Despite Rufus Sewell doing all he could with the material, Zen’s romance with Tanya seemed incredibly corny and all their scenes together were horribly cringeworthy and stupid, so stupid.  And as if we needed further cheesy rubbish, the introduction of a femme fatale prosecutor, also hot for our man, was handled with all the subtlety of Benny Hill. 

Even Zen’s scenes with his mother were poorly done; stilted, uncomfortable, and faintly embarrassing.  But, of course, a major contribution to all this week’s problems was the clichéd dialogue and the tendency of the writers to state the obvious, rather than trust the audience to work it out.  Stop getting characters to say Zen has integrity, for instance.  Show us, instead.   Argh.

Zen ep 1

It’s the tail end of the holidays, so things have been very slow on the tv front this past week.  So slow I even gave the new series of Primeval a go (short review: it was pretty bad) and so slow I fell asleep on the sofa last night when I was supposed to start watching Zen. 

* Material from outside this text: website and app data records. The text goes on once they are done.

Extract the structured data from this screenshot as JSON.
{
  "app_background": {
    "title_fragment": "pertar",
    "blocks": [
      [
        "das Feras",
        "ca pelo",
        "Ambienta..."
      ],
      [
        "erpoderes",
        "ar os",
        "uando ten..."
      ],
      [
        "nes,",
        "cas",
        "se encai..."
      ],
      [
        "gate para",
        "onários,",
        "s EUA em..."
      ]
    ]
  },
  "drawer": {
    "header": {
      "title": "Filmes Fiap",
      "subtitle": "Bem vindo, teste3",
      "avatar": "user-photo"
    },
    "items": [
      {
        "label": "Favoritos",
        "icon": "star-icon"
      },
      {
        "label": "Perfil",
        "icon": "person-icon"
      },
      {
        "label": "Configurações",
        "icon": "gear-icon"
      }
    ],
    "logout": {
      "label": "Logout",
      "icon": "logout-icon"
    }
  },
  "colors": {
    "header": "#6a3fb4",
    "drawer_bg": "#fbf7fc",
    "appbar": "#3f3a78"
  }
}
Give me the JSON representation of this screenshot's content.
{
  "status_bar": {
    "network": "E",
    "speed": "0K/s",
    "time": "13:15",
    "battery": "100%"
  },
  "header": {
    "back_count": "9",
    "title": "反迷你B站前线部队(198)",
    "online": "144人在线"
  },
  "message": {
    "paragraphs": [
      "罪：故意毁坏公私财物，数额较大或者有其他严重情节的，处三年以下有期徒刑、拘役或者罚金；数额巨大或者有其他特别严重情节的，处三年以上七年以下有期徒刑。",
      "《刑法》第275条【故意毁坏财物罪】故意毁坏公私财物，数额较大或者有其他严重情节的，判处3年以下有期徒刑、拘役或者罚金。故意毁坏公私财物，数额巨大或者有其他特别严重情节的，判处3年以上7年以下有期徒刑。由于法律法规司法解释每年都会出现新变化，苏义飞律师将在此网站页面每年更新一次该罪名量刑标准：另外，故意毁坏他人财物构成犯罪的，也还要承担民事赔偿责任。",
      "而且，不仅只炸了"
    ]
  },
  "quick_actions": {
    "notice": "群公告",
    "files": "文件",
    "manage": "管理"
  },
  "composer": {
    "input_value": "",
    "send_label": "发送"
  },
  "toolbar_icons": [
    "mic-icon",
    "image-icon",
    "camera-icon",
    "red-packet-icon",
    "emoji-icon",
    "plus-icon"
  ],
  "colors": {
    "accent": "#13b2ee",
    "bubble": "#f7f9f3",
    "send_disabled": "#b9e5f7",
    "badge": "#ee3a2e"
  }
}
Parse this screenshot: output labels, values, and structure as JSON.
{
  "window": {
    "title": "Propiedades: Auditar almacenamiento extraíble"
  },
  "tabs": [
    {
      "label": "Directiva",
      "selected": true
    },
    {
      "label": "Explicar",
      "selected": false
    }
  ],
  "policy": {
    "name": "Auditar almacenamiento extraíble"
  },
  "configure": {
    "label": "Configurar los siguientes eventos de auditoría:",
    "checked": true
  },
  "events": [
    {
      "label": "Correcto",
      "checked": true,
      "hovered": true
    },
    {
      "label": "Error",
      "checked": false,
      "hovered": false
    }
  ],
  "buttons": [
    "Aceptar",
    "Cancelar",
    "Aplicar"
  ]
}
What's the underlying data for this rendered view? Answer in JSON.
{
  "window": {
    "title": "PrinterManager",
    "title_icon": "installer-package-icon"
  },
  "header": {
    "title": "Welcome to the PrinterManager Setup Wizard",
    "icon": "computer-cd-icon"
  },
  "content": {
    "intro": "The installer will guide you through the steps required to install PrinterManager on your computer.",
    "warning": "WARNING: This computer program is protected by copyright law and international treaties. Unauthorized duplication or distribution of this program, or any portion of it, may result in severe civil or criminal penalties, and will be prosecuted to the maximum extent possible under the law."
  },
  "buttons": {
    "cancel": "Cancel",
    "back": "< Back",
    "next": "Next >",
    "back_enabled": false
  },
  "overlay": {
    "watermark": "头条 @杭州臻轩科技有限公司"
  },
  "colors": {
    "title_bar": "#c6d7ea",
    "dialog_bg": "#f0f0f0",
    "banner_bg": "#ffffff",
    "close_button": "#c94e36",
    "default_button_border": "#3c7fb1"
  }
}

Undeterred, I managed to catch up with it this morning – and everything just slowed down even more.  The first in a three-part series based on Michael Dibdin’s novels about an apparently incorruptible Italian detective (or so the characters KEPT saying),  it looked absolutely gorgeous.  Wonderfully Euro-retro, right from the chic 70’s style titles to the impeccably tailored black suits and beautiful cinematography, it was all incredibly elegant and tasteful.  As was Aurelio Zen himself, perfectly played by the beguiling Rufus Sewell with an equally exquisite (if entirely one-dimensional) love interest in the form of Caterina Murino to match. 

All this style and refinement was almost overwhelming, to be honest, sitting watching in my big cardie and pj’s.  It seemed to have overwhelmed the show as well, as, so focused was it on the sublime aesthetics, that it didn’t really move very fast.  Or indeed, very far.  There wasn’t much to Zen – a plot that wasn’t particularly complicated, characterisation that was fairly perfunctory, and some lovely Italian countryside – but with great elegance comes great languidness; it seemed to take forever.  And forever is nice enough when it looks so pretty, but it’s also a bit dull.  Lovingly made, decently acted, and utterly ravishing .  But quite, quite dull.  Unless the next episode is significantly faster, I can’t see me making it through the series.